Chef Christine Tizzard is well known for her culinary innovation and vibrant recipes.
In addition to her many television appearances, a youtube channel filled with her signature three-way recipes, and a cookbook, Tizzard has opened her pantry to aspiring chefs worldwide.
But it wasn’t until two years ago that she publicly opened up about another aspect of her life. She has been living with a brain tumour for 30 years – possibly more.
She was first diagnosed around age 16, after symptoms began showing up in her teenage years, which included trouble focusing and double vision. It was the start of a long string of treatments that lasted through to her early 20s.
Christine received gamma knife treatment, which halted the tumour’s growth for a long time. Long enough that she had all but forgotten about it. But in 2017, it came back, and and she had to undergo a six-week round of radiation.
Having a brain tumour is not something Christine shared with many people over the years, even with her own family.
Talking to her kids about her radiation treatment was an eye-opener, she said.
“They were really upset at me that I hadn’t told them about it,” Christine said. “That’s when I decided to step up and create a little more awareness.”
In 2018, she signed up for the Toronto Brain Tumour Walk. Her goal was to run the course, now that her double vision had subsided. She wasn’t in it to raise money as much as she wanted to raise awareness about brain tumours. Until the walk, she didn’t know anyone else with a brain tumour. That soon changed.
It was an emotionally-charged experience.
“It was really hard for me not to cry,” she says. “It’s weird – I didn’t think I would feel that way. Seeing people up on stage and talking about it, it was emotional for sure.”
She says that first walk was a great experience, being among so many others who have walked the same path and talking about it in public. That conversation needs to happen, she said, as brain tumours are often sidelined compared to other diseases and awareness campaigns.
“For some reason people think there is some sort of weird stigma,” she said. “There are so many misconceptions… people don’t talk about brain tumours, but we talk about breast cancer, heart and stroke, MS.”
Because she’s been living with this tumour for so long, Tizzard’s ‘new’ normal isn’t so new. But, there are things that she does to make sure its effects are minimal.
One of those, she is already famous for – healthy eating. But, keeping her workload manageable is also important, as she said being stressed, tired, or taking on too much can trigger focus and vision problems.
To anyone considering attending a walk, she said it’s a great thing to do.
“I think what you get back from something like this is far greater than what you give,” she said. “Being able to have that sense of community for me was very important.”

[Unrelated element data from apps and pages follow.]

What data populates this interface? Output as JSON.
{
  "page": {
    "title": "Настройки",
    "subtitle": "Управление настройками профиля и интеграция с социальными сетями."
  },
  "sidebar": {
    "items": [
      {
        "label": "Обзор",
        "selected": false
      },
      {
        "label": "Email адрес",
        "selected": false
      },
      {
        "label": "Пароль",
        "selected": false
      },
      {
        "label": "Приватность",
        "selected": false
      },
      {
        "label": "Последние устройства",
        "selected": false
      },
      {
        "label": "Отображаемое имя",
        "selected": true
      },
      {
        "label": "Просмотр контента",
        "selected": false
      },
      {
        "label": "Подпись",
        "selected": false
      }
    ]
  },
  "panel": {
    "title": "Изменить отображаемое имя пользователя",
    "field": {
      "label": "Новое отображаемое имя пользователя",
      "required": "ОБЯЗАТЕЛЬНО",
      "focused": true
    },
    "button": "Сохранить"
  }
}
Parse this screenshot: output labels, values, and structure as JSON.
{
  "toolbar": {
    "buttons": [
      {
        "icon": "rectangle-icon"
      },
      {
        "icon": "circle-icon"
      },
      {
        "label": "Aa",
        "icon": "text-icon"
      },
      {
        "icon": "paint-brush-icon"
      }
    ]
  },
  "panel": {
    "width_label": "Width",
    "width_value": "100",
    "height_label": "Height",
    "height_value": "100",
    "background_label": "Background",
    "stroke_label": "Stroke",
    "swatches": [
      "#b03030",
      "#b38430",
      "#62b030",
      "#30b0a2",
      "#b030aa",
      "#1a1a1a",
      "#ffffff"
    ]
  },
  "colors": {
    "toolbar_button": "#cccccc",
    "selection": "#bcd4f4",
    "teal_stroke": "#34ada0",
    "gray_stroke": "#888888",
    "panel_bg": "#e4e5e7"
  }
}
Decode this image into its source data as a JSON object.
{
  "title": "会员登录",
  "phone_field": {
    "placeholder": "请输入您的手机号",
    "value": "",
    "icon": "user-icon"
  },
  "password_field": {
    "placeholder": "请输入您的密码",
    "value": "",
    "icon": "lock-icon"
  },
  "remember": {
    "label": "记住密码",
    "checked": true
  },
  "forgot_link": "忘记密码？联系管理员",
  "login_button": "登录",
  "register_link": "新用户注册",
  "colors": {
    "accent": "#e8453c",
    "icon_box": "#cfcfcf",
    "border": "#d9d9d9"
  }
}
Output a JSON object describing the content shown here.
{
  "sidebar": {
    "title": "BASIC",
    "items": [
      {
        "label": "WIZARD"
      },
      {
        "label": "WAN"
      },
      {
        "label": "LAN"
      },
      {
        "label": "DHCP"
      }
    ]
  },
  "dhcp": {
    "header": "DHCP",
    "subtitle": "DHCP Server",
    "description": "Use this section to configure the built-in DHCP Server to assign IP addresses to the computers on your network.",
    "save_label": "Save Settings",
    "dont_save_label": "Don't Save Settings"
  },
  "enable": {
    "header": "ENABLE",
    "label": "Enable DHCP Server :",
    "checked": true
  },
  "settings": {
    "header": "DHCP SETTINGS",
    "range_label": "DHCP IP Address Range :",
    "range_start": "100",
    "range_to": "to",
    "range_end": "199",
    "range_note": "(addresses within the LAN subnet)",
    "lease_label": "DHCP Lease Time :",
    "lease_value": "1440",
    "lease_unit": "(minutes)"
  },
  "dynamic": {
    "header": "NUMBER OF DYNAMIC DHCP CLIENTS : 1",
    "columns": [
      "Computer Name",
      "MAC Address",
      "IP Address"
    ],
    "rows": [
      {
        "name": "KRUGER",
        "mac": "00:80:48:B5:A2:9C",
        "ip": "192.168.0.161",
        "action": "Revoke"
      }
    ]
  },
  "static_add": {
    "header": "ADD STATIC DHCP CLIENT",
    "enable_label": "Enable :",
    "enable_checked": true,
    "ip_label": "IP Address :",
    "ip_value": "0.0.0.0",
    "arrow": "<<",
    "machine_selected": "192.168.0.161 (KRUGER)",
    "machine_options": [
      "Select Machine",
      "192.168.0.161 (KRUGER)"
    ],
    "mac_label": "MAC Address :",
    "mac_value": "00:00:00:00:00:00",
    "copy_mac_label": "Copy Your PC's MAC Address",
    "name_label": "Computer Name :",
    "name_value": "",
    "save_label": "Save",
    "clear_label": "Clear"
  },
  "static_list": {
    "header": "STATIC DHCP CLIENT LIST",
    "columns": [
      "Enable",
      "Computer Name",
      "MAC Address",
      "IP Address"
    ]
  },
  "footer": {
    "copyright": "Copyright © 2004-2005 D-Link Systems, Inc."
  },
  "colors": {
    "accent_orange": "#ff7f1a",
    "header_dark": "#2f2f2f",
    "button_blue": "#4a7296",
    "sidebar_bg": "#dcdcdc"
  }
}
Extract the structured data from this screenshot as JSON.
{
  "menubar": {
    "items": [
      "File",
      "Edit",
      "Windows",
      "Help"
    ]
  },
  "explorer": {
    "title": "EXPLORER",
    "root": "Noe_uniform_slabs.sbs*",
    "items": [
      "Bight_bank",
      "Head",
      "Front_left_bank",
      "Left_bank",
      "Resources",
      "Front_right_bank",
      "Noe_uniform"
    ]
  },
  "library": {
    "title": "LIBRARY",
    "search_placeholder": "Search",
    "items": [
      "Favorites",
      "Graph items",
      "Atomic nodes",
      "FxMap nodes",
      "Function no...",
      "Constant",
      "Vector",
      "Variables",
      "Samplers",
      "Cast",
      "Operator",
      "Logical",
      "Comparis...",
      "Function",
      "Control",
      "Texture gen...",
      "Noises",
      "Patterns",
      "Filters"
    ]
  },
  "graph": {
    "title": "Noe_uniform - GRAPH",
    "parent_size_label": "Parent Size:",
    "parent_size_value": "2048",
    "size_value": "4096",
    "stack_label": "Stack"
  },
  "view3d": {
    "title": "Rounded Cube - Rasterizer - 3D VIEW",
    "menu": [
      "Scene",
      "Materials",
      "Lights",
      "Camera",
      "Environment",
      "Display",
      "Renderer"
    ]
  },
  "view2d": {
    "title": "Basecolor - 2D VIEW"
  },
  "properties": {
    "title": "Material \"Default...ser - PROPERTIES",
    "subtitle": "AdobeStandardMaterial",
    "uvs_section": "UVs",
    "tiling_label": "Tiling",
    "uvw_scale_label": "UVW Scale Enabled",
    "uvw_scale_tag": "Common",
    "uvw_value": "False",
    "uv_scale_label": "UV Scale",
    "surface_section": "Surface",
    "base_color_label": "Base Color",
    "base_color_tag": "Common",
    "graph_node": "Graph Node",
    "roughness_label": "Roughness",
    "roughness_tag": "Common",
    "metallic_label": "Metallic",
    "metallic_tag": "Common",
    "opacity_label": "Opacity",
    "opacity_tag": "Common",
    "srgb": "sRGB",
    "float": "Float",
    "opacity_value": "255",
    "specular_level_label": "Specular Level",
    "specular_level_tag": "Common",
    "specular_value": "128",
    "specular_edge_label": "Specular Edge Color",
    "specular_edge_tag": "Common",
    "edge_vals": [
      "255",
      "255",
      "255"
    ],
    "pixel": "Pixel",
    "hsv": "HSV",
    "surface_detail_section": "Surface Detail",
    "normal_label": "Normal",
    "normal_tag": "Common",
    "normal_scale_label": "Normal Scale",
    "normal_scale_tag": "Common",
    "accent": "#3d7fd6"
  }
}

Brain Tumour Foundation of Canada is proud to have Christine as our Toronto media ambassador for the 2020 Virtual Brain Tumour Walk. Her experience overcoming isolation is one that resonates with so many people who are diagnosed with brain tumours who feel they have to walk alone.